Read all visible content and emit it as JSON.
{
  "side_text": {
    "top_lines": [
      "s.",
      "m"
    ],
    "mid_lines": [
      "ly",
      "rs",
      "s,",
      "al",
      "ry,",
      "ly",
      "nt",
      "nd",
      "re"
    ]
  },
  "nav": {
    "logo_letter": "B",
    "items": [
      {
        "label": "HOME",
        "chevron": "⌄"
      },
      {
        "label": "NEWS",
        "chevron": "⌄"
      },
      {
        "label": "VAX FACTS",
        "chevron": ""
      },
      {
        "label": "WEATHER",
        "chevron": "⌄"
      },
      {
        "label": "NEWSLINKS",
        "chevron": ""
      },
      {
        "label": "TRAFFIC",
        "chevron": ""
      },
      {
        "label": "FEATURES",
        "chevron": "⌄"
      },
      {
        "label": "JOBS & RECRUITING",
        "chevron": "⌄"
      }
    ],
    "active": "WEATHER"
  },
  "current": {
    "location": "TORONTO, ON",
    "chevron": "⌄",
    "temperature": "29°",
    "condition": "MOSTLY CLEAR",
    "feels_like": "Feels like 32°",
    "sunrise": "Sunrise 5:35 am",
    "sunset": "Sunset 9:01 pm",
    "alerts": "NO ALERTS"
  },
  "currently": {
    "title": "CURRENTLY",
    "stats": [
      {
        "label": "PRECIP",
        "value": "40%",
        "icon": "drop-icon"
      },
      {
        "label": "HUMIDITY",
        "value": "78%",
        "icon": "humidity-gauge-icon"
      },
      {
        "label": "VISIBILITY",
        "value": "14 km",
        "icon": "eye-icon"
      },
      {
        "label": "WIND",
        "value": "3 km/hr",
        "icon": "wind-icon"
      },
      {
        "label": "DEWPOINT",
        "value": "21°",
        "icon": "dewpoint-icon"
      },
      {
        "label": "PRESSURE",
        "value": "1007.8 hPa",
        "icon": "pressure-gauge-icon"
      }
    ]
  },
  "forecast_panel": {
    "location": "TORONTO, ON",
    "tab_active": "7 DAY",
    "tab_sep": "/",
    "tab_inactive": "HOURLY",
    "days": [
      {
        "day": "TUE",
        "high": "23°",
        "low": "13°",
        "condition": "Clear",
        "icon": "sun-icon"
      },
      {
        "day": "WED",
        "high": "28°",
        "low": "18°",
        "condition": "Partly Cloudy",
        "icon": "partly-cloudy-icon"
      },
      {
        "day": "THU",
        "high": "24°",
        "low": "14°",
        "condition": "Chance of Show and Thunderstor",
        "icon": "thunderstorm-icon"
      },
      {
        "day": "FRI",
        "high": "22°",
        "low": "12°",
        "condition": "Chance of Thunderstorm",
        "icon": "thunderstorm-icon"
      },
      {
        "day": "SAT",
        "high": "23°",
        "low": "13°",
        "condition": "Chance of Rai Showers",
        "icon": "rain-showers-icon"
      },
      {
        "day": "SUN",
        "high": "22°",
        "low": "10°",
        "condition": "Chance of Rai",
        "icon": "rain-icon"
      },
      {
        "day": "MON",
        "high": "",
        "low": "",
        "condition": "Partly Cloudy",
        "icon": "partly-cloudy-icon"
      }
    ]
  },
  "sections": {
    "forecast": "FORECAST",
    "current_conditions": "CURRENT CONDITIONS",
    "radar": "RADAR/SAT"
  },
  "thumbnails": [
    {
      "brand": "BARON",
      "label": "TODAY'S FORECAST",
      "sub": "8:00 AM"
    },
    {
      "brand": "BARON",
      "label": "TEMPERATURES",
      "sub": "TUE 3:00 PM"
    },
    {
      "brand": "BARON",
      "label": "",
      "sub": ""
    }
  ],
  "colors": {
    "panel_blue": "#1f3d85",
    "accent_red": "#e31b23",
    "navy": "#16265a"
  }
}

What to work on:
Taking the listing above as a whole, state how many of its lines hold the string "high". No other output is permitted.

Expected output:
7